While civil service's goal may be to appoint and promote based on "merit and fitness," the process has become so costly and burdensome that both management and employees' hands become tied. The present civil service rules and regulations make it extremely difficult for a public manager to terminate unproductive employees. It is even more difficult to reward productive employees, to recruit the best-qualified candidates or cross-train personnel to meet community needs.
Municipalities have long sought the authority and ability to govern without the constraints of antiquated civil service regulations, to manage employees based upon ability and merit, not merely time served. While length of service and loyalty are worthy accomplishments, they must be meshed with performance and efficiency.
In order to properly deal with today's economy, governments need to become leaner, more streamlined and more flexible if they are going to be able to continue providing services that the public has come to expect. The current system under the civil service rules makes this almost impossible. In most governmental agencies, there are times of the year that are busier than others. Thus, it would seem logical and efficient to be able to have a talented employee be assigned to work in more than one department. Incredibly, under current civil service rules, this approach is not recognized.
One effective means by which governments, especially local and county governments, can achieve efficiencies is through shared services, also known as interlocal agreements, where two or more towns can get together to provide a service more cost effectively. Creating a shared service where one jurisdiction is under civil service and the other is not can be so complex that in many cases the towns just give up.
Middletown Mayor Gerard Schefenberger is all for changes that will unshackle governments from overly intrusive and burdensome state rules. "We want as many tools at our disposal as possible these days. We are anxious to be innovative, especially in the areas of shared services and cross-training of employees. Allowing us the option of opting out of civil service would be very helpful. Even if we are ultimately not allowed to opt out, at a minimum there needs to be some fundamental changes to current rules and we need them fast."
We do not fight crime or fires, nor educate our children, like we did a century ago. We have transitioned our administrative offices operations from pens and paper to desktops in order to be more efficient. We have not, however, updated our human resource system in 100 years. Now is the time to permit ourselves to divorce from an antiquated system.

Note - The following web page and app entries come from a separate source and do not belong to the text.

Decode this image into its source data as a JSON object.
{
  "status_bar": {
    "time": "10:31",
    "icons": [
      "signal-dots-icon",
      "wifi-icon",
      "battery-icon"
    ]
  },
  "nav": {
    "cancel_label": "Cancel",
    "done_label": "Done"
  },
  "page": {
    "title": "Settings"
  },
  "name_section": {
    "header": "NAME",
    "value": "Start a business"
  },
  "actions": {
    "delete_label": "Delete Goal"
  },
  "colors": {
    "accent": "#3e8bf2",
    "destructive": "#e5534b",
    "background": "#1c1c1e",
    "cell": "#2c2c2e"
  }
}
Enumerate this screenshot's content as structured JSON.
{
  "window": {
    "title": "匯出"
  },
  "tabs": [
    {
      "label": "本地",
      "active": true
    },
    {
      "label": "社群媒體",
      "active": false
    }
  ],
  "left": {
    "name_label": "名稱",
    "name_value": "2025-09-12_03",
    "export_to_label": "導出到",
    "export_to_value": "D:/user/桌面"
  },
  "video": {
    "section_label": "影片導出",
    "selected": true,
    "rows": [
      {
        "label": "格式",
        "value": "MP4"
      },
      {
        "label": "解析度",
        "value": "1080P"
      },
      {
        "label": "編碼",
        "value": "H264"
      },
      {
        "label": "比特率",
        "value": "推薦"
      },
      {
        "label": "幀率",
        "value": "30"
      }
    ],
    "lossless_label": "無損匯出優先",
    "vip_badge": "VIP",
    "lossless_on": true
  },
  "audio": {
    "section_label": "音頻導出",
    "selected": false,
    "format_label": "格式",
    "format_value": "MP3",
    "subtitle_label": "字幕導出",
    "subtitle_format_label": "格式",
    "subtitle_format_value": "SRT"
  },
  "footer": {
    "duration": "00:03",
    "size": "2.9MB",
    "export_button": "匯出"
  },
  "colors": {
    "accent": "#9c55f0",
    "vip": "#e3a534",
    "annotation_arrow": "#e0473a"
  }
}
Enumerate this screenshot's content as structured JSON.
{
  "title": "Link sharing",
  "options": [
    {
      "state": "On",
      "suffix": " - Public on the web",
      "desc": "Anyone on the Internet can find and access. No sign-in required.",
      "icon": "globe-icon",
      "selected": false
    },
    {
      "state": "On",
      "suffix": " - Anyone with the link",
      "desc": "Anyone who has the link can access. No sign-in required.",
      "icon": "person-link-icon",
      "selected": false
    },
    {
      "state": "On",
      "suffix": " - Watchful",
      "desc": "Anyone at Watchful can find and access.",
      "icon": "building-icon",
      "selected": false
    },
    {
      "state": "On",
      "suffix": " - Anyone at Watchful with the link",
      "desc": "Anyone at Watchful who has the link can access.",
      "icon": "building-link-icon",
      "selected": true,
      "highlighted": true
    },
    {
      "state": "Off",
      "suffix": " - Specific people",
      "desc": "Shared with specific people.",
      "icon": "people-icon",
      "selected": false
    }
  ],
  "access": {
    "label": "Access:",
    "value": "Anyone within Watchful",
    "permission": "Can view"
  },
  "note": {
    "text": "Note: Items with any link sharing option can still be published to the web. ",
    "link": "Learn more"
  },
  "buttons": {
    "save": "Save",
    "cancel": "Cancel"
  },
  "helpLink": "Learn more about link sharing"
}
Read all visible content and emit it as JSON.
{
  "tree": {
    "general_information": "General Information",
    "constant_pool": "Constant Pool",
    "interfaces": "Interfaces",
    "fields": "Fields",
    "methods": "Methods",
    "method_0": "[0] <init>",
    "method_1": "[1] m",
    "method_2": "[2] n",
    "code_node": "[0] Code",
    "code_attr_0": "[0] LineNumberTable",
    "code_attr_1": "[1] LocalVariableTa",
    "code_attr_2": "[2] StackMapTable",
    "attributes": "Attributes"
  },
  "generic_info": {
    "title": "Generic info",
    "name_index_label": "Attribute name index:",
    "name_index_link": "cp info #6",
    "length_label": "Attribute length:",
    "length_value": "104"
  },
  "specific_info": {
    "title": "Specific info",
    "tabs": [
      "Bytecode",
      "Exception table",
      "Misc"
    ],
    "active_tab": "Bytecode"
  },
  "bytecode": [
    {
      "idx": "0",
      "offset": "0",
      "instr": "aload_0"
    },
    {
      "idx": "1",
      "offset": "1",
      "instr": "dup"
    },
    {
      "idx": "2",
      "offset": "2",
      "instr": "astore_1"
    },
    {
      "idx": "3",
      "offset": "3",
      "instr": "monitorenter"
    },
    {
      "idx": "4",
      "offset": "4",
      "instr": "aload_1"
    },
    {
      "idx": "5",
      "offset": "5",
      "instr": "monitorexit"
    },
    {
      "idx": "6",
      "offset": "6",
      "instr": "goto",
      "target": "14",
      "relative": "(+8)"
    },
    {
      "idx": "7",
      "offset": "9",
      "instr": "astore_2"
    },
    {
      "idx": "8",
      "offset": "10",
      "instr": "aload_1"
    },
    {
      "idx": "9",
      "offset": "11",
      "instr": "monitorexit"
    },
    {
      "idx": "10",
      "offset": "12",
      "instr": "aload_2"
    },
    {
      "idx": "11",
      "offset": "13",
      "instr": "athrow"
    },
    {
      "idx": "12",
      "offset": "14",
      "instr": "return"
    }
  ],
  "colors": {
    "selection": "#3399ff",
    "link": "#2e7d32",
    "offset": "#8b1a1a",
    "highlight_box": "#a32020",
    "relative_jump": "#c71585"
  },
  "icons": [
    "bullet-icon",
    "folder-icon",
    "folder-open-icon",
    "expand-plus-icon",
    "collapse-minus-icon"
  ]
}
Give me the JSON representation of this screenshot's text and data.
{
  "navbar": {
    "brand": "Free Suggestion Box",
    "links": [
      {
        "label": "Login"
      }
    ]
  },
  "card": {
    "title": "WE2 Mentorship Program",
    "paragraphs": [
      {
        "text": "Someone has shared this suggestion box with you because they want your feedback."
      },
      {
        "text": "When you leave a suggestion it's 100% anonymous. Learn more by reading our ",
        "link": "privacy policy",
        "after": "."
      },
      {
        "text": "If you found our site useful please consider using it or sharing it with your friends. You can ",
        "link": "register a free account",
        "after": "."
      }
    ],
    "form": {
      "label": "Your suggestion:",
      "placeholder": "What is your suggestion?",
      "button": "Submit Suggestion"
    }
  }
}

William G. Dressel, Jr. is the Executive Director of the New Jersey State League of Municipalities.